The government announced plans to roll out the two new tests yesterday.
In addition to a relatively quick result, the tests will also be able to distinguish between COVID-19 and other seasonal illnesses such as the flu.
It is thought the tests will help strengthen the UK’s response to coronavirus over the winter.
Health Secretary Matt Hancock said the new tests would be able to help “break chains of transmission quickly.”
He added: “The fact these tests can detect fly as well as COVID-19 will be hugely beneficial as we head into winter, so patients can follow the right advice to protect themselves and others.”
Concerns have been raised previously that a ‘second wave’ of coronavirus in the winter could result in even more coronavirus deaths than the first.
In a July report requested by the UK’s chief scientific adviser Sir Patrick Vallance, scientists warned there could be between 24,500 and 251,000 virus-related deaths in UK hospitals alone in a worst-case scenario.

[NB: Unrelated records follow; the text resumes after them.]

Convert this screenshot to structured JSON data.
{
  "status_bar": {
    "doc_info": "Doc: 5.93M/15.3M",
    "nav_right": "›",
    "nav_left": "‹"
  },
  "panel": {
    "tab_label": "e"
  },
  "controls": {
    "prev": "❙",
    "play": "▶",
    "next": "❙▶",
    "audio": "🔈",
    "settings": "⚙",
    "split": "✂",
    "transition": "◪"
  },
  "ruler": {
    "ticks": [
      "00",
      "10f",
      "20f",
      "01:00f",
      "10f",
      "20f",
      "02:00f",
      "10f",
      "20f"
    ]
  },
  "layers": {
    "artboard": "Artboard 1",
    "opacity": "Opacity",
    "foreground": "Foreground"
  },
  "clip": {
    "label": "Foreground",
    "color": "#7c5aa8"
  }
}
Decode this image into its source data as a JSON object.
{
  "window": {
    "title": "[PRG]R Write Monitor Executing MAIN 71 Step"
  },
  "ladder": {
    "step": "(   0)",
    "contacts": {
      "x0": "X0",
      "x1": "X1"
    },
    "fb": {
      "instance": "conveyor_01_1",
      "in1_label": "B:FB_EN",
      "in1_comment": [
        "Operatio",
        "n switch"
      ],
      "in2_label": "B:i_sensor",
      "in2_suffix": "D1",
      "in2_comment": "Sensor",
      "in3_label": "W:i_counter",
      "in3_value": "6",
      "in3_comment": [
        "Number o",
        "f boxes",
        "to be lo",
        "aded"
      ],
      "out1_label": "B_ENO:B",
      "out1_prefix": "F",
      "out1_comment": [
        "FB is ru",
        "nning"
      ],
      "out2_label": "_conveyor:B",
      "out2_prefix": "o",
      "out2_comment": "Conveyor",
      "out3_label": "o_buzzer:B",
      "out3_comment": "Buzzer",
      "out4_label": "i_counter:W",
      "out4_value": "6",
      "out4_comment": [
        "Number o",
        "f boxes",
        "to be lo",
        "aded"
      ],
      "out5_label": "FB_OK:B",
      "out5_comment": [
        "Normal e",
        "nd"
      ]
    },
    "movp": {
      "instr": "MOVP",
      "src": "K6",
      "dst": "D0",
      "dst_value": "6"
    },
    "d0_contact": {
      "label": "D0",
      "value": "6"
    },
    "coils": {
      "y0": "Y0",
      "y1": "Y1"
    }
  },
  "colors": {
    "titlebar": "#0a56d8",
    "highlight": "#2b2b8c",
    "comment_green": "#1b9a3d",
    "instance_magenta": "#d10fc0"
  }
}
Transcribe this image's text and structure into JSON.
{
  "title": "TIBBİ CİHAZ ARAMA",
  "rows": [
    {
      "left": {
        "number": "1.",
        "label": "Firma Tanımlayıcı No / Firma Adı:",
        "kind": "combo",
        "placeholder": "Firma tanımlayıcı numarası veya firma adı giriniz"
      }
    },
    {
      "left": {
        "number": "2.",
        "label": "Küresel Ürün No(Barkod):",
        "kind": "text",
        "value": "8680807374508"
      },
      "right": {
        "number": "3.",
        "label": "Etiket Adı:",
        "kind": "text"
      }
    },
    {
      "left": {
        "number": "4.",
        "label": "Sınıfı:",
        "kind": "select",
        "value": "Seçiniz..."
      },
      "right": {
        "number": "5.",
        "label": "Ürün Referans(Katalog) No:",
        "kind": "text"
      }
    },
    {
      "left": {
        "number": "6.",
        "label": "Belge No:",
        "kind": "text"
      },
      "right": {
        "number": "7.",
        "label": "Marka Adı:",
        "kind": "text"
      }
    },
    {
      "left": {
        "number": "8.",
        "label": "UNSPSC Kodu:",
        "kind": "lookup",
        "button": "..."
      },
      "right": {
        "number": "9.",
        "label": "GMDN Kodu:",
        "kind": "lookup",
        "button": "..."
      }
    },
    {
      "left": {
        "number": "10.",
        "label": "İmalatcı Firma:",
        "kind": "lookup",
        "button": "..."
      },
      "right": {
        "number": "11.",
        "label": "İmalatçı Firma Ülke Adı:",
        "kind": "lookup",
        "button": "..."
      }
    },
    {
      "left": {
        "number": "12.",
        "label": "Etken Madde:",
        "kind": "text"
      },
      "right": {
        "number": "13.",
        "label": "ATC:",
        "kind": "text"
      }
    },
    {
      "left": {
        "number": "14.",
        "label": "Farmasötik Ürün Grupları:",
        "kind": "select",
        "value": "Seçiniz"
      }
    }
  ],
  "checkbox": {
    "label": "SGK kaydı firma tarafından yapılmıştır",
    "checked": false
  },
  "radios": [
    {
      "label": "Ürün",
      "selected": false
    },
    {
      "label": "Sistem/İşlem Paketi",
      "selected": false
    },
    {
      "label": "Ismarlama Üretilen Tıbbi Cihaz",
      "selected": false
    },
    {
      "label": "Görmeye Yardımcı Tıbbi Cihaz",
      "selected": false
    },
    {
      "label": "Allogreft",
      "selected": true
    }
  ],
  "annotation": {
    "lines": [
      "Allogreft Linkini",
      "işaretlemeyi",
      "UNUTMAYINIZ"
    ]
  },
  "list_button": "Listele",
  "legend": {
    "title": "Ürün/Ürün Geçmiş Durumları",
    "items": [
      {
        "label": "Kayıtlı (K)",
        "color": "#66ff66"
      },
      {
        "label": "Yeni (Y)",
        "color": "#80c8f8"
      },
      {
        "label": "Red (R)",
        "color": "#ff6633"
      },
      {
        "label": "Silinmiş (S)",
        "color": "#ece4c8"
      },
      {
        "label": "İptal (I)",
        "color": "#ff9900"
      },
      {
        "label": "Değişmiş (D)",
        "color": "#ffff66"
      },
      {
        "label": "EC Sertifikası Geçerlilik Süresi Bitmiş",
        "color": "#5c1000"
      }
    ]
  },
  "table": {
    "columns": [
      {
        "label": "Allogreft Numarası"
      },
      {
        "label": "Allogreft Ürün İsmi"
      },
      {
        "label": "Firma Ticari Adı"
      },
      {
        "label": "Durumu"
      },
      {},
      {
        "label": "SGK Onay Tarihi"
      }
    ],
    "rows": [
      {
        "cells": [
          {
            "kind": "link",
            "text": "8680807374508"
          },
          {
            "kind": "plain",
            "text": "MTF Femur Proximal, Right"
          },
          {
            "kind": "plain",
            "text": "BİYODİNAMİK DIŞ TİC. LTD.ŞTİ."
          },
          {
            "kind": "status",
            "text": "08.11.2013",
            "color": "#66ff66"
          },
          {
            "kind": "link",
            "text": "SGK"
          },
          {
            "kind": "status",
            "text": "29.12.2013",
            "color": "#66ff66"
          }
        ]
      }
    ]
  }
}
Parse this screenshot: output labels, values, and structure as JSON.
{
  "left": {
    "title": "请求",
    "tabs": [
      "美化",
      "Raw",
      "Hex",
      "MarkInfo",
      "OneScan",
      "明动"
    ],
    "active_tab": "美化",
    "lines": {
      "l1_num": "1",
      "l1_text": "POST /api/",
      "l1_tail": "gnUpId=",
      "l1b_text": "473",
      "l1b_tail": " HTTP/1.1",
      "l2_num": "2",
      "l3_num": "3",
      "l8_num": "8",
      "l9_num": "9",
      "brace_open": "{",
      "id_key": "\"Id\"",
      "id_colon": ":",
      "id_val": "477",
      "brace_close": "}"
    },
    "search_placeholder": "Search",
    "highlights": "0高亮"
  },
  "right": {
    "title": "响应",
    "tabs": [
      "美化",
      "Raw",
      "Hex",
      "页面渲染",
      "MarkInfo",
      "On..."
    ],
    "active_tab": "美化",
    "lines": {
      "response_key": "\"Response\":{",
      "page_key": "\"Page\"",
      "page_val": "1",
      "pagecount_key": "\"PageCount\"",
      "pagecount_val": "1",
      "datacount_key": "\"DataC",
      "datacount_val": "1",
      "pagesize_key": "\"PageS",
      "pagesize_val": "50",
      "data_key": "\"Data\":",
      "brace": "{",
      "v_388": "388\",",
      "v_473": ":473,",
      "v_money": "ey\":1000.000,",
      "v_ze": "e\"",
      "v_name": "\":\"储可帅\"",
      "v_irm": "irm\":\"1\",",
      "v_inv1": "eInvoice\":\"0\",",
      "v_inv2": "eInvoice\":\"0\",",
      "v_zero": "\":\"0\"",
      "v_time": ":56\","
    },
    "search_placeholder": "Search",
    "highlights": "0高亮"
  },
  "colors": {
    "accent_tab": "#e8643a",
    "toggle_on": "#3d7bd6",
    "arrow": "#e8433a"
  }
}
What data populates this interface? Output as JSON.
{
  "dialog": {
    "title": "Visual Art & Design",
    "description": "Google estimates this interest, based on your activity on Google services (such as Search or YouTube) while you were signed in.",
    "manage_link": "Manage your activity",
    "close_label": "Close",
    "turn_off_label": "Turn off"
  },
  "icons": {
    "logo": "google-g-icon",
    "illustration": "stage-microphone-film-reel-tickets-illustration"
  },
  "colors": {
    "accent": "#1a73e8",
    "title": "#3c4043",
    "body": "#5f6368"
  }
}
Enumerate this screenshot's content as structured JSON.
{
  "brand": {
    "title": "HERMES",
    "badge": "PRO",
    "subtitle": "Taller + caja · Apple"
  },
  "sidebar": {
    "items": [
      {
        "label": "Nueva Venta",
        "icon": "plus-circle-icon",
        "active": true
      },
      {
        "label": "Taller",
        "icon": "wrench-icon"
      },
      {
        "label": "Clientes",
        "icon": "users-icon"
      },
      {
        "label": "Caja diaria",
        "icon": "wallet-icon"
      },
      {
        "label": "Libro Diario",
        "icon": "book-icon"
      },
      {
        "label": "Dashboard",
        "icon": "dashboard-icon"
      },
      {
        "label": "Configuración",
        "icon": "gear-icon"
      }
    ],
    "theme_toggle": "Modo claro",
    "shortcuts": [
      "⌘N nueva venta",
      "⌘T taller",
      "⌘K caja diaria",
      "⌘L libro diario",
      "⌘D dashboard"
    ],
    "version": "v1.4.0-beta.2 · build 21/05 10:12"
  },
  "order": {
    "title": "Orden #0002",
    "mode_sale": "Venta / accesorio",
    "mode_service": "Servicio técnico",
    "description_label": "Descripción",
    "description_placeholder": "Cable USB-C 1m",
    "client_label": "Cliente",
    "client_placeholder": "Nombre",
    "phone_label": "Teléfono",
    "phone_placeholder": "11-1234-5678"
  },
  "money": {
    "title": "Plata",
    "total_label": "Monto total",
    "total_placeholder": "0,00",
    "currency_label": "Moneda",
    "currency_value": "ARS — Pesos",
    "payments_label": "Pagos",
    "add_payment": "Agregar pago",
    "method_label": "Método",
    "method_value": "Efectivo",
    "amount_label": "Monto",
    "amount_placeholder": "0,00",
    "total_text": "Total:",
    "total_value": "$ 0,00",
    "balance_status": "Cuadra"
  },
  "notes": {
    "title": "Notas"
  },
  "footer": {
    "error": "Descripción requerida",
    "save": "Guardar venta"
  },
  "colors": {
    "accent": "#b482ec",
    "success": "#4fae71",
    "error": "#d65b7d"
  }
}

These deaths would peak around January and February, the scientists said.